Vaccine Voices: Getting vaccinated is an opportunity to ‘be a hero and save your community’

The moment Victoria Leo learned Mercy Flights was sponsoring a drive-through vaccination clinic, she began counting the days until her appointment. On the eve of the big day, she was so excited she couldn’t sleep— And rightly so. Victoria, an author and retired psychotherapist, has an underlying condition that could make a COVID-19 infection especially dangerous.

For more than a year, she’d stuck close to her rural Ashland home, enduring what her husband joked was akin to house arrest. But once fully vaccinated, Victoria’s world opened. “It was really a profound change because instead of knowing that I was at risk of death with nothing I could do about it, I had this powerful feeling that I had taken effective action. We’re not talking about popping parasite pills I used to give my rabbit. I felt this incredible surge of agency. I can do things that are low-risk.”

Victoria Leo

But even though Victoria is doing what she can to stay healthy, she remains wary of those around her who refuse to do the same. And, while Victoria is surrounded by people who believe in science and are happily vaccinated, she also frequently hears from others who’ve adopted the motto, ”Oh, if you want to be afraid and stay home, go ahead. I’m going to live my life.” Victoria’s idea of living life is staying healthy. That mindset, she said, comes from her fondness for history and her background in health.
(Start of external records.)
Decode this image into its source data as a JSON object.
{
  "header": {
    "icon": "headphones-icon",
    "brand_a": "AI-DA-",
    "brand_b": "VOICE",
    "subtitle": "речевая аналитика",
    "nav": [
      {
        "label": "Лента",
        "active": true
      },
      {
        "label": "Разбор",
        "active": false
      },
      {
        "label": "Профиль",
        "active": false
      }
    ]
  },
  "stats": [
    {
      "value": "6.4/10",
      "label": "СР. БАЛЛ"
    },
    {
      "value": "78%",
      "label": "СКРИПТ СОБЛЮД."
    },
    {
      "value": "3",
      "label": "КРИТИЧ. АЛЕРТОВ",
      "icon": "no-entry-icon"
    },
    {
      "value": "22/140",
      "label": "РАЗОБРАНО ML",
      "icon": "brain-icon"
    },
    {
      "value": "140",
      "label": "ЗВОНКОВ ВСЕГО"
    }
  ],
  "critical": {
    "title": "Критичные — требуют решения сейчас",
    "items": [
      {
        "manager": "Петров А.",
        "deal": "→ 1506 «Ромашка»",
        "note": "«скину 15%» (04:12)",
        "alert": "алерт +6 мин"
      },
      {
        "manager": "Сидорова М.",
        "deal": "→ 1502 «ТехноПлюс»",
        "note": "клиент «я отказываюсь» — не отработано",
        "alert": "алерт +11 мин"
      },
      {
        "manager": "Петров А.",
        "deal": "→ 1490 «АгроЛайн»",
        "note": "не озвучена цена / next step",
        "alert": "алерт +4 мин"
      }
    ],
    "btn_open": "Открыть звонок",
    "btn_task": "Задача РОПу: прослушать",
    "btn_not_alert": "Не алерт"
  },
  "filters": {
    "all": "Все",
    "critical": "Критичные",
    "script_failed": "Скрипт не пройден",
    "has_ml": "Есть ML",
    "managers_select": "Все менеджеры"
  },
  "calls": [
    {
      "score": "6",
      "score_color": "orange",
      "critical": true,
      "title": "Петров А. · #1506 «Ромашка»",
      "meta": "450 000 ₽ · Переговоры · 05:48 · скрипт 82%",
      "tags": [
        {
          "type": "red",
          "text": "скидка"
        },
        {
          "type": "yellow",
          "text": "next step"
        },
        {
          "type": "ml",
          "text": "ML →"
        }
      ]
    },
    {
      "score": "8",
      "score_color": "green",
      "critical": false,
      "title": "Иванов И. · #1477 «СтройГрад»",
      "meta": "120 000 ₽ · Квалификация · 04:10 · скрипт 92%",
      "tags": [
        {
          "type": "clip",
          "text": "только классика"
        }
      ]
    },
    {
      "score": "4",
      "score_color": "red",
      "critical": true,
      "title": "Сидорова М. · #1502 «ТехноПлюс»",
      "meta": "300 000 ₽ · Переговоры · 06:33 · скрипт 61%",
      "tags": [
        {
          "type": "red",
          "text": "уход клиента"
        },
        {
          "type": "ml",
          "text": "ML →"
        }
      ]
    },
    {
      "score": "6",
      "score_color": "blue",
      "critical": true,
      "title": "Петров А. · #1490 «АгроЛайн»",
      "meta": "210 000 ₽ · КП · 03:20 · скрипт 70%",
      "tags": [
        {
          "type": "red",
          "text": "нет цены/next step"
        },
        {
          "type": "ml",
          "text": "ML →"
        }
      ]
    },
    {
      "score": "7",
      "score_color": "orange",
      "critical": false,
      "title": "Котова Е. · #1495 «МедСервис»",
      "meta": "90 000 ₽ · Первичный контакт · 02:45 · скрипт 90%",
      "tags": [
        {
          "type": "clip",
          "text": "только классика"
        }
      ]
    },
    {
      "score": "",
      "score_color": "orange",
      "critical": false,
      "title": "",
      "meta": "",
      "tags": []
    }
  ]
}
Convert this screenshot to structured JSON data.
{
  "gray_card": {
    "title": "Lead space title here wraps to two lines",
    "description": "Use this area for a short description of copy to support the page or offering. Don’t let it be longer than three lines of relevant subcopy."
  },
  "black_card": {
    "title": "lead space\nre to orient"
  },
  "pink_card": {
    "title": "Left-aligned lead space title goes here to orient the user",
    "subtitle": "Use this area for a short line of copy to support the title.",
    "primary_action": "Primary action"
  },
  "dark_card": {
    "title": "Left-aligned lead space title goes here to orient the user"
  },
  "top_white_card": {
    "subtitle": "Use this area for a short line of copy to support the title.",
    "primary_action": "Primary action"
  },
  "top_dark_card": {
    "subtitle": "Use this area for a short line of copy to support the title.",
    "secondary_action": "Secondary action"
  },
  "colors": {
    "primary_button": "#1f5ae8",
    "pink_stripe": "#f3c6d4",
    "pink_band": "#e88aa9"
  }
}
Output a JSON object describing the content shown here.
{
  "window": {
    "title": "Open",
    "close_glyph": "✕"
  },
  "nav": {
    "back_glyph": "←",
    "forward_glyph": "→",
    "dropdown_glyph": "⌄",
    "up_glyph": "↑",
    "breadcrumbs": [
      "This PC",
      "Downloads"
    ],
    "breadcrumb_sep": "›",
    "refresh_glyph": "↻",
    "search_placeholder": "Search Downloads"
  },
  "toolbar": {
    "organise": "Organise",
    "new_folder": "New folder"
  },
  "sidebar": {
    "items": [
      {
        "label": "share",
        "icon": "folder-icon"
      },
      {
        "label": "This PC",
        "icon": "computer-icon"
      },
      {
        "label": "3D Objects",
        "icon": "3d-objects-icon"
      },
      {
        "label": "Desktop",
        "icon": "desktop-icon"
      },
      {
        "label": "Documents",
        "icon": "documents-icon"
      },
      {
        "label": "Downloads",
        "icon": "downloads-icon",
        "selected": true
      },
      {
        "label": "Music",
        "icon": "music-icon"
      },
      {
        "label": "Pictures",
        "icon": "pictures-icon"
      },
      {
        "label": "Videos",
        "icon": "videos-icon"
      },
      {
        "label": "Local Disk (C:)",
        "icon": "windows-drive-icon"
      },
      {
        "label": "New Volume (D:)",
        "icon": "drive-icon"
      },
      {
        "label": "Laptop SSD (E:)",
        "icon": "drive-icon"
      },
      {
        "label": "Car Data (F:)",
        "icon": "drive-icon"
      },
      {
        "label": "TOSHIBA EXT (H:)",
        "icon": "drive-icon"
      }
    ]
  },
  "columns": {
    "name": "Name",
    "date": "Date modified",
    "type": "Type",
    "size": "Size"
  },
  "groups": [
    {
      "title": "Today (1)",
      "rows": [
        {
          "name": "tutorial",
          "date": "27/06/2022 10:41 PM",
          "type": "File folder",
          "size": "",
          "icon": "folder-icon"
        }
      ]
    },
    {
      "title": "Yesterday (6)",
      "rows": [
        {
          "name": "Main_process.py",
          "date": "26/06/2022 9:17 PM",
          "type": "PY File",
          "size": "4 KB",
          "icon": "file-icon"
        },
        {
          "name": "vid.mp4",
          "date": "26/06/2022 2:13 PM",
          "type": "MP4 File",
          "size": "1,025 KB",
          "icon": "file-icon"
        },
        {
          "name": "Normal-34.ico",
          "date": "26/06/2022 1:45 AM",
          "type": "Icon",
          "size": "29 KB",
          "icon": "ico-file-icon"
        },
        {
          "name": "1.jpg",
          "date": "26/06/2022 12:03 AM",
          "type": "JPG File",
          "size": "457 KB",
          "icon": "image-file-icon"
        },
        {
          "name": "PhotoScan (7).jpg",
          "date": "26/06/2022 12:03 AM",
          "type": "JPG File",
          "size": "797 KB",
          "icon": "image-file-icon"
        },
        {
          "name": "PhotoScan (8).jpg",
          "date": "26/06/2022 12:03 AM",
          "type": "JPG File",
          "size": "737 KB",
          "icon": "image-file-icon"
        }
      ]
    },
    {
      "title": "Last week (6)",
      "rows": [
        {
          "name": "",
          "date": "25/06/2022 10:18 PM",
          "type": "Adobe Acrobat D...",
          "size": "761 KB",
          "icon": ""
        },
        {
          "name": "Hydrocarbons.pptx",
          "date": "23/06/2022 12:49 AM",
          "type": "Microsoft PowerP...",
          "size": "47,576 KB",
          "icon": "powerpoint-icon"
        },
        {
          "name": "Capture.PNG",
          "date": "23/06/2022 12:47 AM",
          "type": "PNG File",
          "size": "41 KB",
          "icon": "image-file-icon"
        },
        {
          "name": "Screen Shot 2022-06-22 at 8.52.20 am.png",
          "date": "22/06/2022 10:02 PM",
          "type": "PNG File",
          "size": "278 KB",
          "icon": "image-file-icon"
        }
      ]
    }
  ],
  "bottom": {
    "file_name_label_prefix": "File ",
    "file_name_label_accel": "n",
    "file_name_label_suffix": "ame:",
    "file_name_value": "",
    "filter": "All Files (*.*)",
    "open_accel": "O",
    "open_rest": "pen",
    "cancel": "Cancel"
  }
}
“I know all about the great plagues of human history,” said Victoria. “My ancestors were the lucky ones who survived typhoid, the bubonic plaque, yellow fever… The year I was born my mother lived in terror for two years until there was a polio vaccine. I heard those stories and I understand how my grandparents’ and parents’ generations lost children to things that can be prevented. I want to stay healthy, I have novels to write. I’m afraid of things that are worthy of concern. I’m concerned about COVID. I don’t walk around at night because I don’t want to run into a cougar. These are valid real concerns.”

Leo is about to leave Ashland for the first time in 18 months, taking a vacation at a resort that adheres to stringent COVID-19 precautions. She and her husband will drive, wear masks, stay 10 feet away from others and use hand sanitizer often. Because she is vaccinated, she believes it’s a reasonable risk. She also plans to get the booster and, as she has from the start, will continue to encourage others to get vaccinated.

“I’ve spoken to people about the vaccine. I tell them, there are so few opportunities to be a hero and save your community. If you’re not vaccinated it’s not just you you are going to kill, it is me. For me, that’s a really powerful driver. I don’t want to die, but even more powerful than that I don’t want to die is I don’t want to kill other people.”